Copy out every record that follows, word for word.
DATASET RECORDS below:
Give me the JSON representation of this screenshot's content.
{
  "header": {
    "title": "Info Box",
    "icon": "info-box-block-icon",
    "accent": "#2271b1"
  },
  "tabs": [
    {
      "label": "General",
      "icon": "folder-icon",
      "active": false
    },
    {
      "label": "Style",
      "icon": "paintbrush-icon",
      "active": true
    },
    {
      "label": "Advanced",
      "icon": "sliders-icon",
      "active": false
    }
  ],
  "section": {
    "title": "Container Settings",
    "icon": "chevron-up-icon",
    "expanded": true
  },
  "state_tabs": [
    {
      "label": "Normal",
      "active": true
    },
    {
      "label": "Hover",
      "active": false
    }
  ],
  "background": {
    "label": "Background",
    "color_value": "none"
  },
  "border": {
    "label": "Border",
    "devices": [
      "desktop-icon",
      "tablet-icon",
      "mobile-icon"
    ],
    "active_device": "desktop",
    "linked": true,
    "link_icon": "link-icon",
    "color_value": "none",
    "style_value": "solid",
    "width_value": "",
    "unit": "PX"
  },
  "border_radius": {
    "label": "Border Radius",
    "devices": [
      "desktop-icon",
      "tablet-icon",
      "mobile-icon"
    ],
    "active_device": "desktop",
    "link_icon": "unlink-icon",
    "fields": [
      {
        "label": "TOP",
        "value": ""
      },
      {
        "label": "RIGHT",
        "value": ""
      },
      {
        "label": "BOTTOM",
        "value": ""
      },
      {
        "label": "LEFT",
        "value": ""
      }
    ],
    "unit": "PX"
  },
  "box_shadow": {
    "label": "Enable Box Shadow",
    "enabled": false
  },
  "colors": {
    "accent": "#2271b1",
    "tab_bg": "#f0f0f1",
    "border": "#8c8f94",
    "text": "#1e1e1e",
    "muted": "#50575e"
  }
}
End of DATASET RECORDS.
TASK ANSWER
Give me the JSON representation of this screenshot's content.
{
  "header": {
    "title": "Info Box",
    "icon": "info-box-block-icon",
    "accent": "#2271b1"
  },
  "tabs": [
    {
      "label": "General",
      "icon": "folder-icon",
      "active": false
    },
    {
      "label": "Style",
      "icon": "paintbrush-icon",
      "active": true
    },
    {
      "label": "Advanced",
      "icon": "sliders-icon",
      "active": false
    }
  ],
  "section": {
    "title": "Container Settings",
    "icon": "chevron-up-icon",
    "expanded": true
  },
  "state_tabs": [
    {
      "label": "Normal",
      "active": true
    },
    {
      "label": "Hover",
      "active": false
    }
  ],
  "background": {
    "label": "Background",
    "color_value": "none"
  },
  "border": {
    "label": "Border",
    "devices": [
      "desktop-icon",
      "tablet-icon",
      "mobile-icon"
    ],
    "active_device": "desktop",
    "linked": true,
    "link_icon": "link-icon",
    "color_value": "none",
    "style_value": "solid",
    "width_value": "",
    "unit": "PX"
  },
  "border_radius": {
    "label": "Border Radius",
    "devices": [
      "desktop-icon",
      "tablet-icon",
      "mobile-icon"
    ],
    "active_device": "desktop",
    "link_icon": "unlink-icon",
    "fields": [
      {
        "label": "TOP",
        "value": ""
      },
      {
        "label": "RIGHT",
        "value": ""
      },
      {
        "label": "BOTTOM",
        "value": ""
      },
      {
        "label": "LEFT",
        "value": ""
      }
    ],
    "unit": "PX"
  },
  "box_shadow": {
    "label": "Enable Box Shadow",
    "enabled": false
  },
  "colors": {
    "accent": "#2271b1",
    "tab_bg": "#f0f0f1",
    "border": "#8c8f94",
    "text": "#1e1e1e",
    "muted": "#50575e"
  }
}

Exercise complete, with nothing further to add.